Take the line containing "Serialize everything readable" and each line after it through the end of the data below, and return them exactly, minus any pictures.

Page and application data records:
╭──

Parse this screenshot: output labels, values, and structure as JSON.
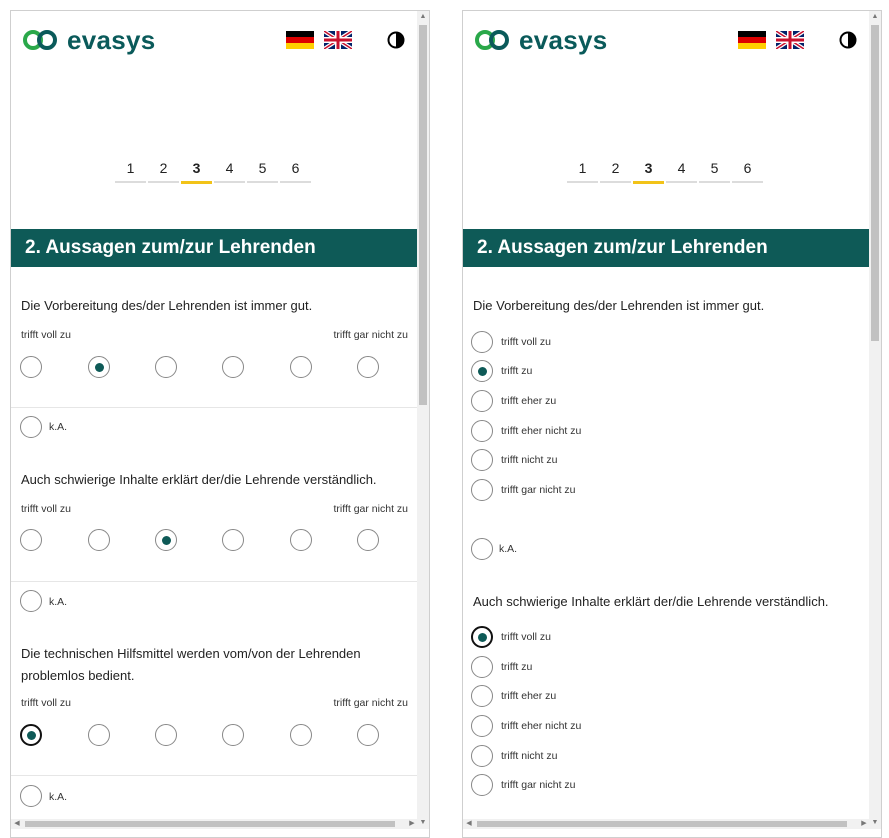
{
  "header": {
    "logo_text": "evasys",
    "logo_icon": "evasys-logo-icon",
    "flags": [
      "german-flag-icon",
      "uk-flag-icon"
    ],
    "contrast_icon": "contrast-icon"
  },
  "steps": {
    "items": [
      "1",
      "2",
      "3",
      "4",
      "5",
      "6"
    ],
    "active": "3"
  },
  "section": {
    "title": "2. Aussagen zum/zur Lehrenden"
  },
  "scale": {
    "left": "trifft voll zu",
    "right": "trifft gar nicht zu",
    "na": "k.A."
  },
  "questions": [
    {
      "text": "Die Vorbereitung des/der Lehrenden ist immer gut.",
      "selected_index": 1
    },
    {
      "text": "Auch schwierige Inhalte erklärt der/die Lehrende verständlich.",
      "selected_index": 2
    },
    {
      "text": "Die technischen Hilfsmittel werden vom/von der Lehrenden problemlos bedient.",
      "selected_index": 0
    }
  ],
  "options": [
    "trifft voll zu",
    "trifft zu",
    "trifft eher zu",
    "trifft eher nicht zu",
    "trifft nicht zu",
    "trifft gar nicht zu"
  ],
  "right_panel": {
    "q1_selected": "trifft zu",
    "q2_selected": "trifft voll zu"
  },
  "colors": {
    "brand_teal": "#0e5a57",
    "active_step": "#f2c318"
  }
}
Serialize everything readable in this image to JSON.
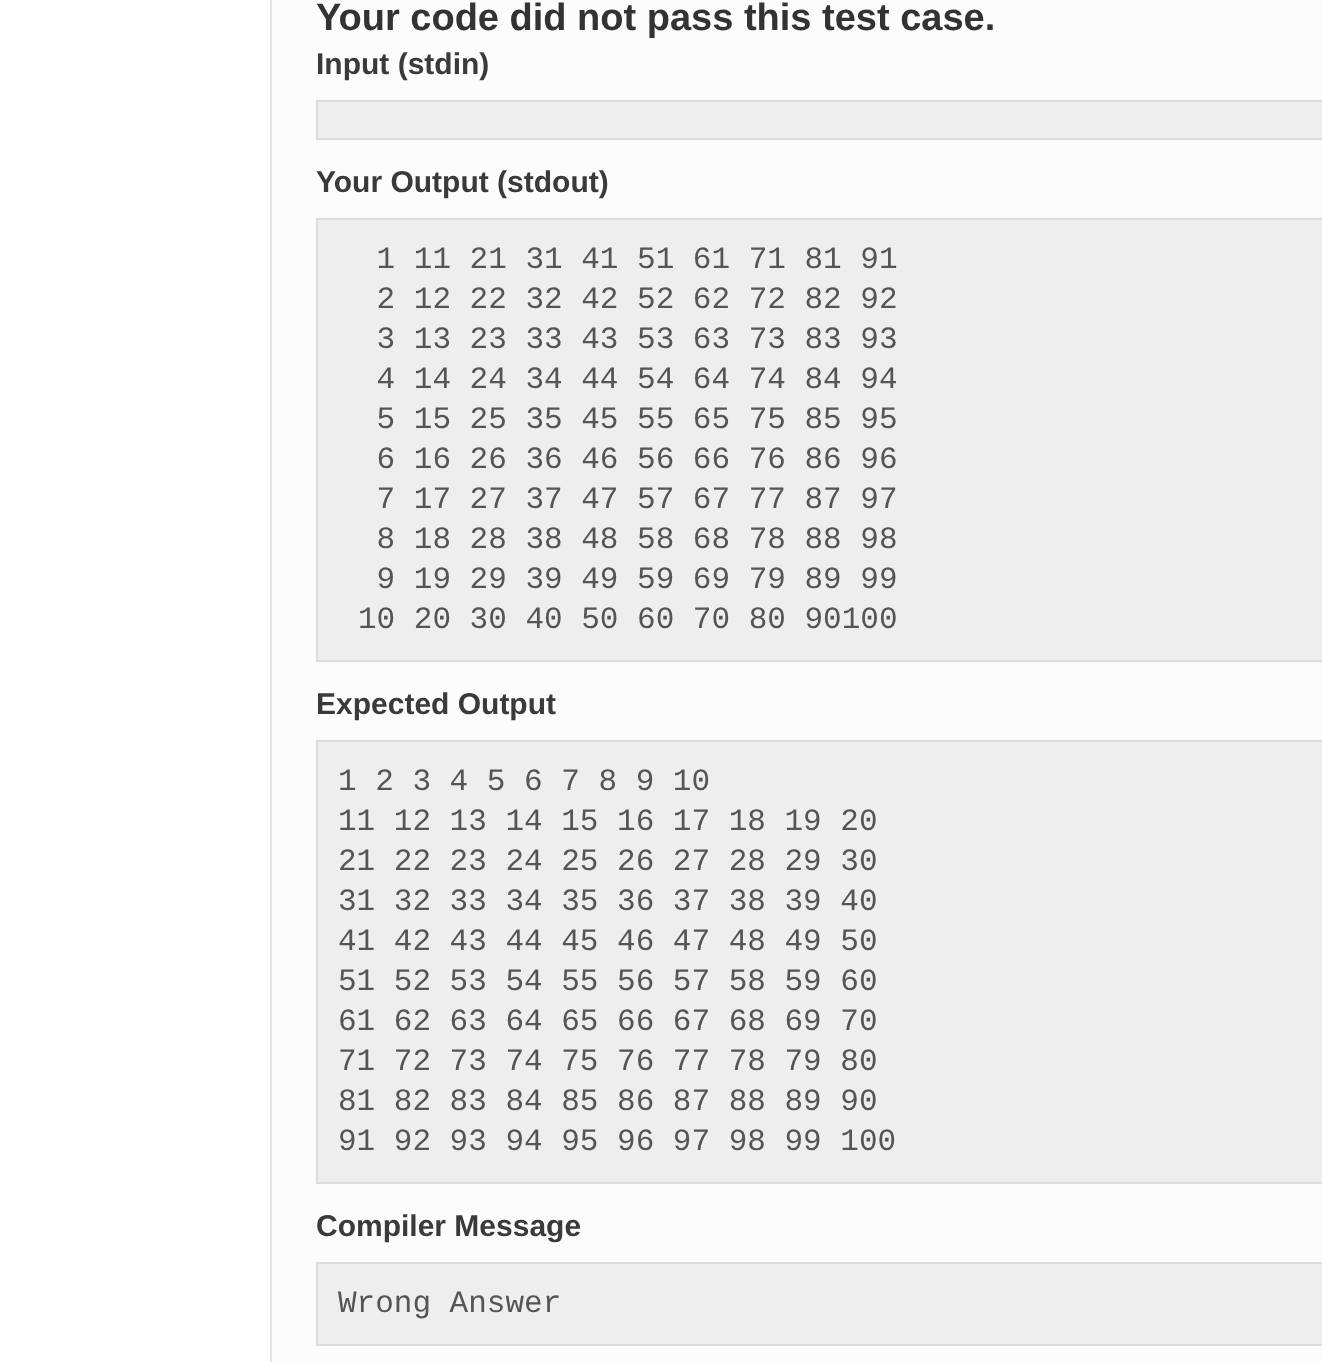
{
  "heading": "Your code did not pass this test case.",
  "sections": [
    {
      "label": "Input (stdin)"
    },
    {
      "label": "Your Output (stdout)",
      "lines": [
        " 1 11 21 31 41 51 61 71 81 91",
        " 2 12 22 32 42 52 62 72 82 92",
        " 3 13 23 33 43 53 63 73 83 93",
        " 4 14 24 34 44 54 64 74 84 94",
        " 5 15 25 35 45 55 65 75 85 95",
        " 6 16 26 36 46 56 66 76 86 96",
        " 7 17 27 37 47 57 67 77 87 97",
        " 8 18 28 38 48 58 68 78 88 98",
        " 9 19 29 39 49 59 69 79 89 99",
        "10 20 30 40 50 60 70 80 90100"
      ]
    },
    {
      "label": "Expected Output",
      "lines": [
        "1 2 3 4 5 6 7 8 9 10",
        "11 12 13 14 15 16 17 18 19 20",
        "21 22 23 24 25 26 27 28 29 30",
        "31 32 33 34 35 36 37 38 39 40",
        "41 42 43 44 45 46 47 48 49 50",
        "51 52 53 54 55 56 57 58 59 60",
        "61 62 63 64 65 66 67 68 69 70",
        "71 72 73 74 75 76 77 78 79 80",
        "81 82 83 84 85 86 87 88 89 90",
        "91 92 93 94 95 96 97 98 99 100"
      ]
    },
    {
      "label": "Compiler Message",
      "lines": [
        "Wrong Answer"
      ]
    }
  ]
}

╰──

▶ _RESPONSE TO THIS TASK_
Serialize everything readable in this image to JSON.
{
  "heading": "Your code did not pass this test case.",
  "sections": [
    {
      "label": "Input (stdin)"
    },
    {
      "label": "Your Output (stdout)",
      "lines": [
        " 1 11 21 31 41 51 61 71 81 91",
        " 2 12 22 32 42 52 62 72 82 92",
        " 3 13 23 33 43 53 63 73 83 93",
        " 4 14 24 34 44 54 64 74 84 94",
        " 5 15 25 35 45 55 65 75 85 95",
        " 6 16 26 36 46 56 66 76 86 96",
        " 7 17 27 37 47 57 67 77 87 97",
        " 8 18 28 38 48 58 68 78 88 98",
        " 9 19 29 39 49 59 69 79 89 99",
        "10 20 30 40 50 60 70 80 90100"
      ]
    },
    {
      "label": "Expected Output",
      "lines": [
        "1 2 3 4 5 6 7 8 9 10",
        "11 12 13 14 15 16 17 18 19 20",
        "21 22 23 24 25 26 27 28 29 30",
        "31 32 33 34 35 36 37 38 39 40",
        "41 42 43 44 45 46 47 48 49 50",
        "51 52 53 54 55 56 57 58 59 60",
        "61 62 63 64 65 66 67 68 69 70",
        "71 72 73 74 75 76 77 78 79 80",
        "81 82 83 84 85 86 87 88 89 90",
        "91 92 93 94 95 96 97 98 99 100"
      ]
    },
    {
      "label": "Compiler Message",
      "lines": [
        "Wrong Answer"
      ]
    }
  ]
}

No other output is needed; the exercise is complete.